◆ Task to carry out ◆
Pick every line from the data below that contains the string "Transaction" and copy it.

◆ Raw data ◆
== Segment start ==

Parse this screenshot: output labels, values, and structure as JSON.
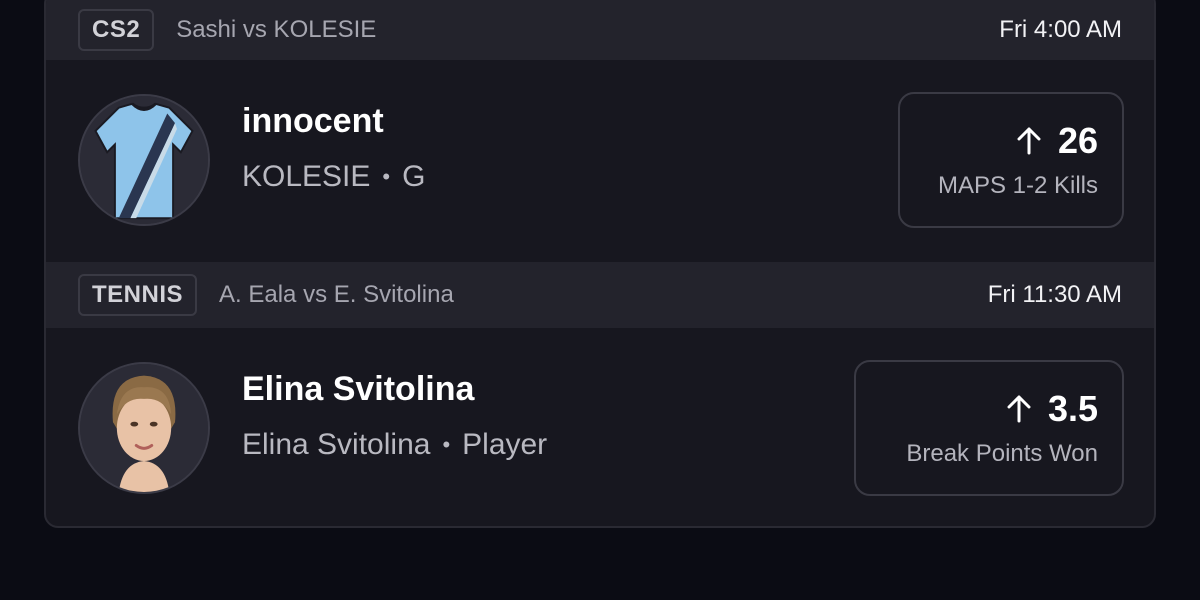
{
  "matches": [
    {
      "sport": "CS2",
      "title": "Sashi vs KOLESIE",
      "time": "Fri 4:00 AM",
      "player": {
        "name": "innocent",
        "team": "KOLESIE",
        "position": "G",
        "avatar_icon": "jersey-icon",
        "projection": {
          "direction": "up",
          "value": "26",
          "stat": "MAPS 1-2 Kills"
        }
      }
    },
    {
      "sport": "TENNIS",
      "title": "A. Eala vs E. Svitolina",
      "time": "Fri 11:30 AM",
      "player": {
        "name": "Elina Svitolina",
        "team": "Elina Svitolina",
        "position": "Player",
        "avatar_icon": "player-photo",
        "projection": {
          "direction": "up",
          "value": "3.5",
          "stat": "Break Points Won"
        }
      }
    }
  ],
  "separator": "•",
  "colors": {
    "background": "#0b0c14",
    "card": "#17171f",
    "header": "#23232c",
    "jersey": "#8ec4ea"
  }
}
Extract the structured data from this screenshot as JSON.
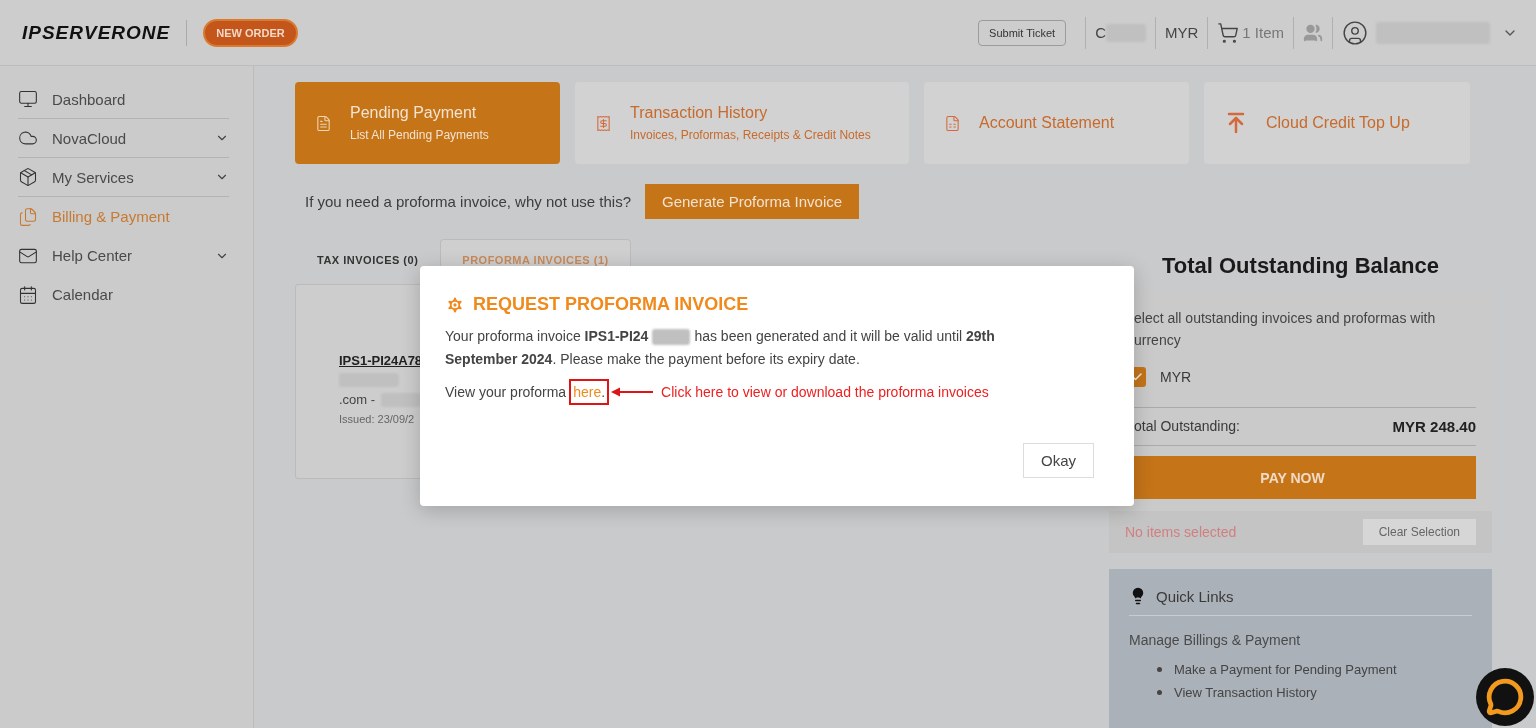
{
  "header": {
    "logo": "IPSERVERONE",
    "new_order": "NEW ORDER",
    "submit_ticket": "Submit Ticket",
    "account_initial": "C",
    "currency": "MYR",
    "cart": "1 Item"
  },
  "sidebar": {
    "items": [
      {
        "label": "Dashboard",
        "selected": false,
        "expandable": false
      },
      {
        "label": "NovaCloud",
        "selected": false,
        "expandable": true
      },
      {
        "label": "My Services",
        "selected": false,
        "expandable": true
      },
      {
        "label": "Billing & Payment",
        "selected": true,
        "expandable": false
      },
      {
        "label": "Help Center",
        "selected": false,
        "expandable": true
      },
      {
        "label": "Calendar",
        "selected": false,
        "expandable": false
      }
    ]
  },
  "cards": [
    {
      "title": "Pending Payment",
      "subtitle": "List All Pending Payments",
      "selected": true
    },
    {
      "title": "Transaction History",
      "subtitle": "Invoices, Proformas, Receipts & Credit Notes",
      "selected": false
    },
    {
      "title": "Account Statement",
      "selected": false
    },
    {
      "title": "Cloud Credit Top Up",
      "selected": false
    }
  ],
  "proforma_prompt": {
    "text": "If you need a proforma invoice, why not use this?",
    "button": "Generate Proforma Invoice"
  },
  "tabs": [
    {
      "label": "TAX INVOICES (0)",
      "selected": false
    },
    {
      "label": "PROFORMA INVOICES (1)",
      "selected": true
    }
  ],
  "invoice": {
    "number": "IPS1-PI24A78",
    "line_2": ".com -",
    "issued": "Issued: 23/09/2"
  },
  "balance": {
    "title": "Total Outstanding Balance",
    "description": "elect all outstanding invoices and proformas with",
    "description_2": "urrency",
    "currency_option": {
      "label": "MYR",
      "checked": true
    },
    "total_label": "otal Outstanding:",
    "total_value": "MYR 248.40",
    "pay_button": "PAY NOW",
    "status": "No items selected",
    "clear_button": "Clear Selection"
  },
  "quick_links": {
    "title": "Quick Links",
    "subtitle": "Manage Billings & Payment",
    "links": [
      "Make a Payment for Pending Payment",
      "View Transaction History"
    ]
  },
  "modal": {
    "title": "REQUEST PROFORMA INVOICE",
    "message_start": "Your proforma invoice **IPS1-PI24**",
    "message_end": "has been generated and it will be valid until **29th**",
    "message_line_2": "**September 2024**. Please make the payment before its expiry date.",
    "view_text": "View your proforma",
    "link": "here",
    "after_link": ".",
    "callout": "Click here to view or download the proforma invoices",
    "button": "Okay"
  }
}
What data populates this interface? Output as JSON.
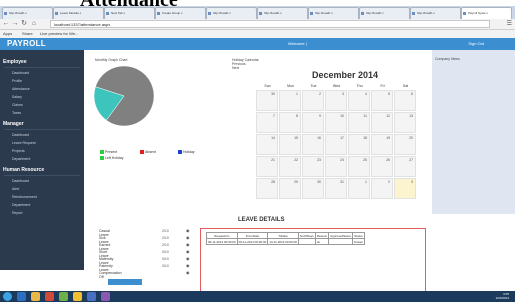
{
  "top_heading": "Attendance",
  "browser": {
    "tabs": [
      "http://localh x",
      "Leave Module x",
      "New Tab x",
      "Create Group x",
      "http://localh x",
      "http://localh x",
      "http://localh x",
      "http://localh x",
      "http://localh x",
      "Payroll Syste x"
    ],
    "url": "localhost:1337/attendance.aspx",
    "bookmarks": [
      "Apps",
      "Share",
      "Live preview for We..."
    ]
  },
  "header": {
    "brand": "PAYROLL",
    "welcome": "Welcome |",
    "signout": "Sign Out"
  },
  "sidebar": {
    "sections": [
      {
        "title": "Employee",
        "items": [
          "Dashboard",
          "Profile",
          "Attendance",
          "Salary",
          "Claims",
          "Taxes"
        ]
      },
      {
        "title": "Manager",
        "items": [
          "Dashboard",
          "Leave Request",
          "Projects",
          "Department"
        ]
      },
      {
        "title": "Human Resource",
        "items": [
          "Dashboard",
          "Alert",
          "Reimbursement",
          "Department",
          "Report"
        ]
      }
    ]
  },
  "graph": {
    "title": "Monthly Graph Chart",
    "legend": [
      {
        "label": "Present",
        "color": "#2ecc40"
      },
      {
        "label": "Absent",
        "color": "#e02020"
      },
      {
        "label": "Holiday",
        "color": "#1f3fd8"
      },
      {
        "label": "Left Holiday",
        "color": "#2ecc40"
      }
    ]
  },
  "chart_data": {
    "type": "pie",
    "title": "Monthly Graph Chart",
    "slices": [
      {
        "label": "",
        "value": 80,
        "color": "#808080"
      },
      {
        "label": "",
        "value": 20,
        "color": "#3cc4bd"
      }
    ]
  },
  "calendar": {
    "title_lines": [
      "Holiday Calendar",
      "Previous",
      "Next"
    ],
    "month": "December 2014",
    "weekdays": [
      "Sun",
      "Mon",
      "Tue",
      "Wed",
      "Thu",
      "Fri",
      "Sat"
    ],
    "days": [
      "30",
      "1",
      "2",
      "3",
      "4",
      "5",
      "6",
      "7",
      "8",
      "9",
      "10",
      "11",
      "12",
      "13",
      "14",
      "15",
      "16",
      "17",
      "18",
      "19",
      "20",
      "21",
      "22",
      "23",
      "24",
      "25",
      "26",
      "27",
      "28",
      "29",
      "30",
      "31",
      "1",
      "2",
      "3"
    ],
    "today": "3"
  },
  "news": {
    "title": "Company News"
  },
  "leave": {
    "title": "LEAVE DETAILS",
    "types": [
      {
        "label": "Casual Leave",
        "value": "2/10"
      },
      {
        "label": "Sick Leave",
        "value": "2/10"
      },
      {
        "label": "Earned Leave",
        "value": "2/10"
      },
      {
        "label": "Short Leave",
        "value": "0/10"
      },
      {
        "label": "Maternity Leave",
        "value": "0/10"
      },
      {
        "label": "Paternity Leave",
        "value": "0/10"
      },
      {
        "label": "Compensation Off",
        "value": ""
      }
    ],
    "table": {
      "headers": [
        "RequestOn",
        "FromDate",
        "ToDate",
        "NoOfDays",
        "Reason",
        "ApprovedName",
        "Status"
      ],
      "rows": [
        [
          "09-11-2014 00:00:00",
          "09-11-2014 00:00:00",
          "13-11-2014 00:00:00",
          "",
          "ok",
          "",
          "broken"
        ]
      ]
    }
  },
  "taskbar": {
    "clock_time": "3:05",
    "clock_date": "12/3/2014"
  }
}
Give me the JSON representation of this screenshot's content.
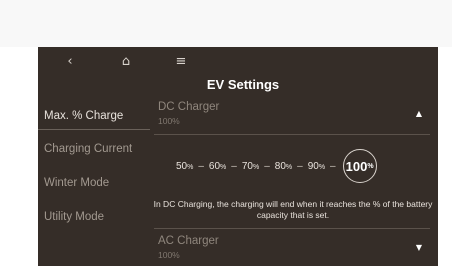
{
  "header": {
    "title": "EV Settings",
    "back_icon": "‹",
    "home_icon": "⌂",
    "menu_icon": "≡"
  },
  "sidebar": {
    "items": [
      {
        "label": "Max. % Charge",
        "active": true
      },
      {
        "label": "Charging Current",
        "active": false
      },
      {
        "label": "Winter Mode",
        "active": false
      },
      {
        "label": "Utility Mode",
        "active": false
      }
    ]
  },
  "dc_charger": {
    "title": "DC Charger",
    "value": "100%",
    "arrow": "▲",
    "options": [
      {
        "num": "50",
        "pct": "%"
      },
      {
        "num": "60",
        "pct": "%"
      },
      {
        "num": "70",
        "pct": "%"
      },
      {
        "num": "80",
        "pct": "%"
      },
      {
        "num": "90",
        "pct": "%"
      }
    ],
    "selected": {
      "num": "100",
      "pct": "%"
    },
    "description": "In DC Charging, the charging will end when it reaches the % of the battery capacity that is set."
  },
  "ac_charger": {
    "title": "AC Charger",
    "value": "100%",
    "arrow": "▼"
  },
  "colors": {
    "screen_bg": "#352d28",
    "text_primary": "#ffffff",
    "text_muted": "#a29990"
  }
}
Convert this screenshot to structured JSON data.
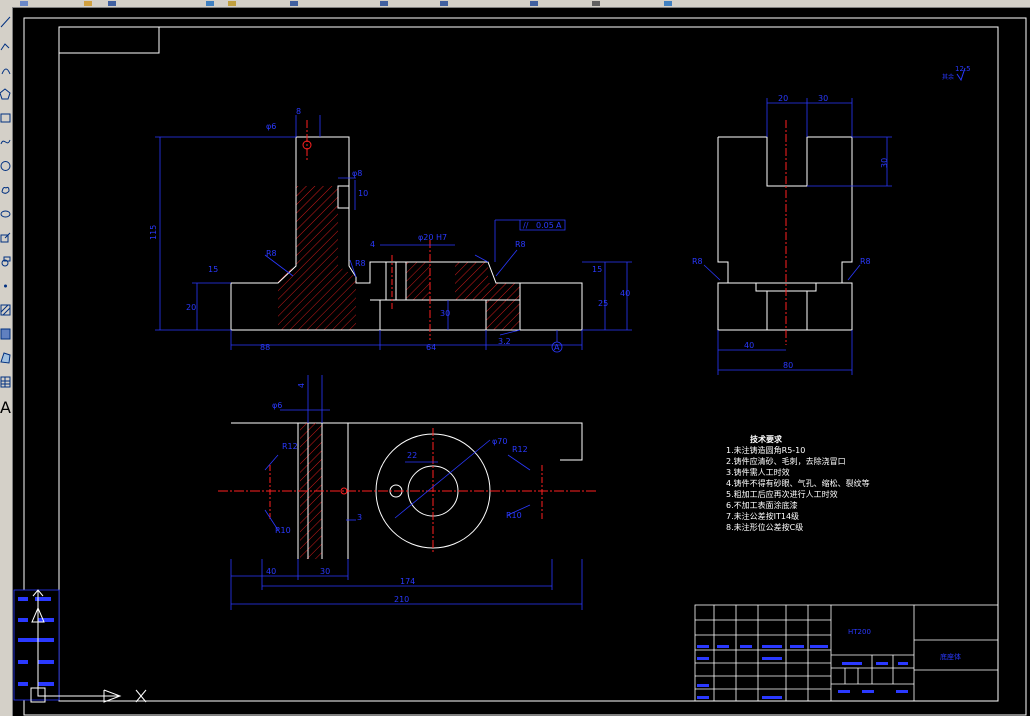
{
  "toolbar_left_items": [
    "line-tool",
    "polyline-tool",
    "arc-tool",
    "polygon-tool",
    "rectangle-tool",
    "spline-tool",
    "circle-tool",
    "revcloud-tool",
    "ellipse-tool",
    "insert-block-tool",
    "make-block-tool",
    "point-tool",
    "hatch-tool",
    "gradient-tool",
    "region-tool",
    "table-tool",
    "text-tool"
  ],
  "text_tool_glyph": "A",
  "colors": {
    "background": "#000000",
    "outline": "#ffffff",
    "dimension": "#2a39ff",
    "centerline": "#ff2020",
    "hatch": "#ff2020",
    "titleblock": "#0000ff"
  },
  "front_view": {
    "dims": {
      "overall_height": "115",
      "overall_width_left": "88",
      "overall_width_right": "64",
      "hole_dia": "φ6",
      "top_offset": "8",
      "counterbore_depth": "φ8",
      "slot_depth": "10",
      "right_height": "40",
      "right_step": "15",
      "right_small": "25",
      "left_base": "20",
      "left_step": "15",
      "groove": "30",
      "radius_left": "R8",
      "radius_mid": "R8",
      "boss_dia": "φ20 H7",
      "radius_right": "R8",
      "tol_small": "4",
      "surface": "3.2",
      "flatness_box": [
        "//",
        "0.05",
        "A"
      ],
      "datum": "A"
    }
  },
  "side_view": {
    "dims": {
      "top_a": "20",
      "top_b": "30",
      "slot_height": "30",
      "radius_left": "R8",
      "radius_right": "R8",
      "bottom_a": "40",
      "bottom_total": "80"
    }
  },
  "top_view": {
    "dims": {
      "top_small": "4",
      "top_hole": "φ6",
      "radius_top_left": "R12",
      "radius_bottom_left": "R10",
      "dia_inner": "22",
      "dia_outer": "φ70",
      "radius_top_right": "R12",
      "radius_bottom_right": "R10",
      "small": "3",
      "bot_40": "40",
      "bot_30": "30",
      "bot_174": "174",
      "bot_210": "210"
    }
  },
  "roughness_corner": "12.5",
  "tech_requirements": {
    "title": "技术要求",
    "items": [
      "1.未注铸造圆角R5-10",
      "2.铸件应清砂、毛刺，去除浇冒口",
      "3.铸件需人工时效",
      "4.铸件不得有砂眼、气孔、缩松、裂纹等",
      "5.粗加工后应再次进行人工时效",
      "6.不加工表面涂底漆",
      "7.未注公差按IT14级",
      "8.未注形位公差按C级"
    ]
  },
  "title_block": {
    "material": "HT200",
    "part_name": "底座体"
  }
}
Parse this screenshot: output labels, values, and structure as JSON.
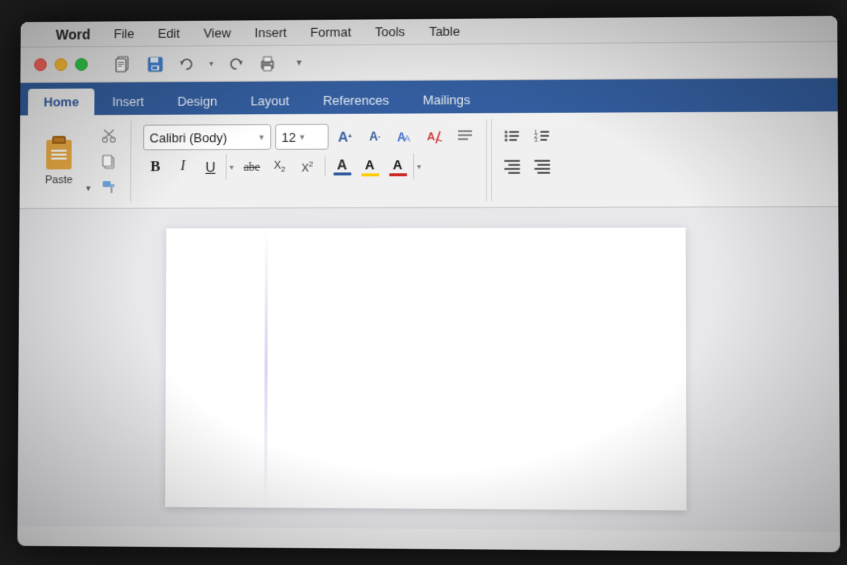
{
  "app": {
    "name": "Word",
    "apple_symbol": ""
  },
  "menubar": {
    "items": [
      {
        "label": "Word",
        "bold": true
      },
      {
        "label": "File"
      },
      {
        "label": "Edit"
      },
      {
        "label": "View"
      },
      {
        "label": "Insert"
      },
      {
        "label": "Format"
      },
      {
        "label": "Tools"
      },
      {
        "label": "Table"
      }
    ]
  },
  "toolbar": {
    "icons": [
      "file-icon",
      "save-icon",
      "undo-icon",
      "redo-icon",
      "print-icon",
      "dropdown-icon"
    ]
  },
  "ribbon": {
    "tabs": [
      {
        "label": "Home",
        "active": true
      },
      {
        "label": "Insert"
      },
      {
        "label": "Design"
      },
      {
        "label": "Layout"
      },
      {
        "label": "References"
      },
      {
        "label": "Mailings"
      }
    ],
    "paste_label": "Paste",
    "font_name": "Calibri (Body)",
    "font_size": "12",
    "font_size_arrow": "▾",
    "font_name_arrow": "▾",
    "format_buttons": [
      {
        "label": "B",
        "type": "bold"
      },
      {
        "label": "I",
        "type": "italic"
      },
      {
        "label": "U",
        "type": "underline"
      },
      {
        "label": "abe",
        "type": "strikethrough"
      },
      {
        "label": "X₂",
        "type": "subscript"
      },
      {
        "label": "X²",
        "type": "superscript"
      }
    ],
    "colors": {
      "font_color": "#1a1a1a",
      "highlight_yellow": "#ffff00",
      "underline_red": "#ff0000"
    }
  },
  "document": {
    "background_color": "#e8e8ec",
    "page_color": "#ffffff"
  }
}
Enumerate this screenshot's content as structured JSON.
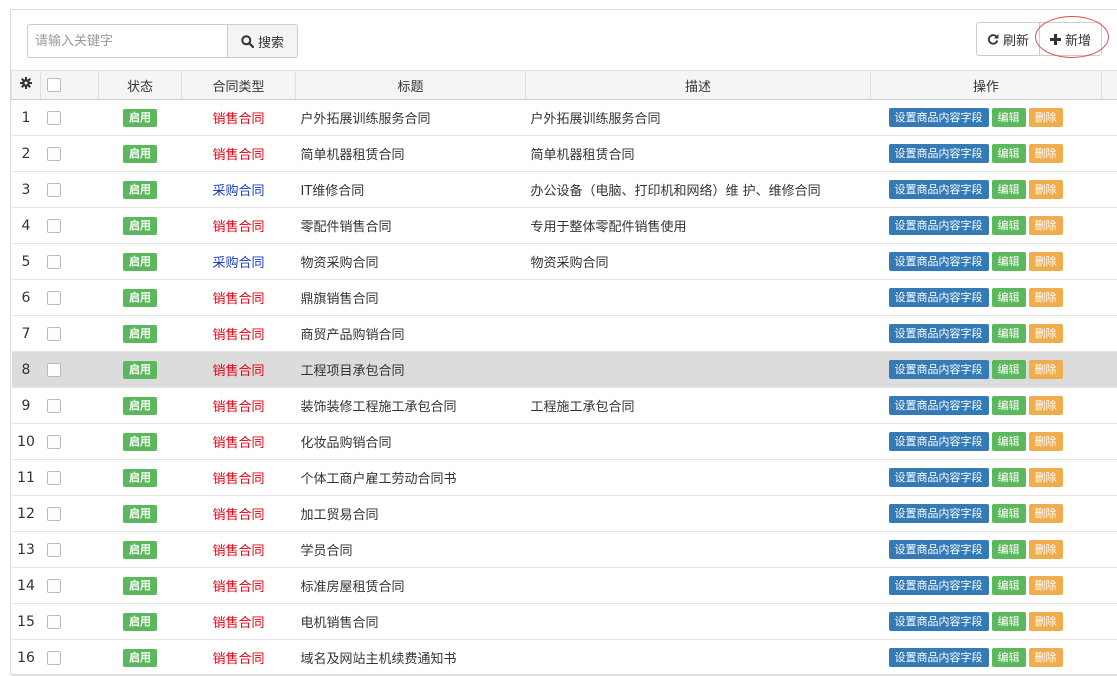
{
  "toolbar": {
    "search_placeholder": "请输入关键字",
    "search_label": "搜索",
    "refresh_label": "刷新",
    "add_label": "新增"
  },
  "table": {
    "columns": [
      "状态",
      "合同类型",
      "标题",
      "描述",
      "操作"
    ],
    "actions": {
      "fields": "设置商品内容字段",
      "edit": "编辑",
      "delete": "删除"
    },
    "rows": [
      {
        "num": "1",
        "status": "启用",
        "type": "销售合同",
        "kind": "sell",
        "title": "户外拓展训练服务合同",
        "desc": "户外拓展训练服务合同"
      },
      {
        "num": "2",
        "status": "启用",
        "type": "销售合同",
        "kind": "sell",
        "title": "简单机器租赁合同",
        "desc": "简单机器租赁合同"
      },
      {
        "num": "3",
        "status": "启用",
        "type": "采购合同",
        "kind": "buy",
        "title": "IT维修合同",
        "desc": "办公设备（电脑、打印机和网络）维 护、维修合同"
      },
      {
        "num": "4",
        "status": "启用",
        "type": "销售合同",
        "kind": "sell",
        "title": "零配件销售合同",
        "desc": "专用于整体零配件销售使用"
      },
      {
        "num": "5",
        "status": "启用",
        "type": "采购合同",
        "kind": "buy",
        "title": "物资采购合同",
        "desc": "物资采购合同"
      },
      {
        "num": "6",
        "status": "启用",
        "type": "销售合同",
        "kind": "sell",
        "title": "鼎旗销售合同",
        "desc": ""
      },
      {
        "num": "7",
        "status": "启用",
        "type": "销售合同",
        "kind": "sell",
        "title": "商贸产品购销合同",
        "desc": ""
      },
      {
        "num": "8",
        "status": "启用",
        "type": "销售合同",
        "kind": "sell",
        "title": "工程项目承包合同",
        "desc": "",
        "highlight": true
      },
      {
        "num": "9",
        "status": "启用",
        "type": "销售合同",
        "kind": "sell",
        "title": "装饰装修工程施工承包合同",
        "desc": "工程施工承包合同"
      },
      {
        "num": "10",
        "status": "启用",
        "type": "销售合同",
        "kind": "sell",
        "title": "化妆品购销合同",
        "desc": ""
      },
      {
        "num": "11",
        "status": "启用",
        "type": "销售合同",
        "kind": "sell",
        "title": "个体工商户雇工劳动合同书",
        "desc": ""
      },
      {
        "num": "12",
        "status": "启用",
        "type": "销售合同",
        "kind": "sell",
        "title": "加工贸易合同",
        "desc": ""
      },
      {
        "num": "13",
        "status": "启用",
        "type": "销售合同",
        "kind": "sell",
        "title": "学员合同",
        "desc": ""
      },
      {
        "num": "14",
        "status": "启用",
        "type": "销售合同",
        "kind": "sell",
        "title": "标准房屋租赁合同",
        "desc": ""
      },
      {
        "num": "15",
        "status": "启用",
        "type": "销售合同",
        "kind": "sell",
        "title": "电机销售合同",
        "desc": ""
      },
      {
        "num": "16",
        "status": "启用",
        "type": "销售合同",
        "kind": "sell",
        "title": "域名及网站主机续费通知书",
        "desc": ""
      }
    ]
  },
  "colors": {
    "status_green": "#5cb85c",
    "sell_red": "#e60012",
    "buy_blue": "#1a3cc8",
    "action_blue": "#337ab7",
    "action_yellow": "#f0ad4e",
    "annotation_red": "#d9534f"
  },
  "icons": [
    "gear-icon",
    "search-icon",
    "refresh-icon",
    "plus-icon"
  ]
}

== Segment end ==

◆ Answer space ◆
      "title": "Transaction History",
      "View Transaction History"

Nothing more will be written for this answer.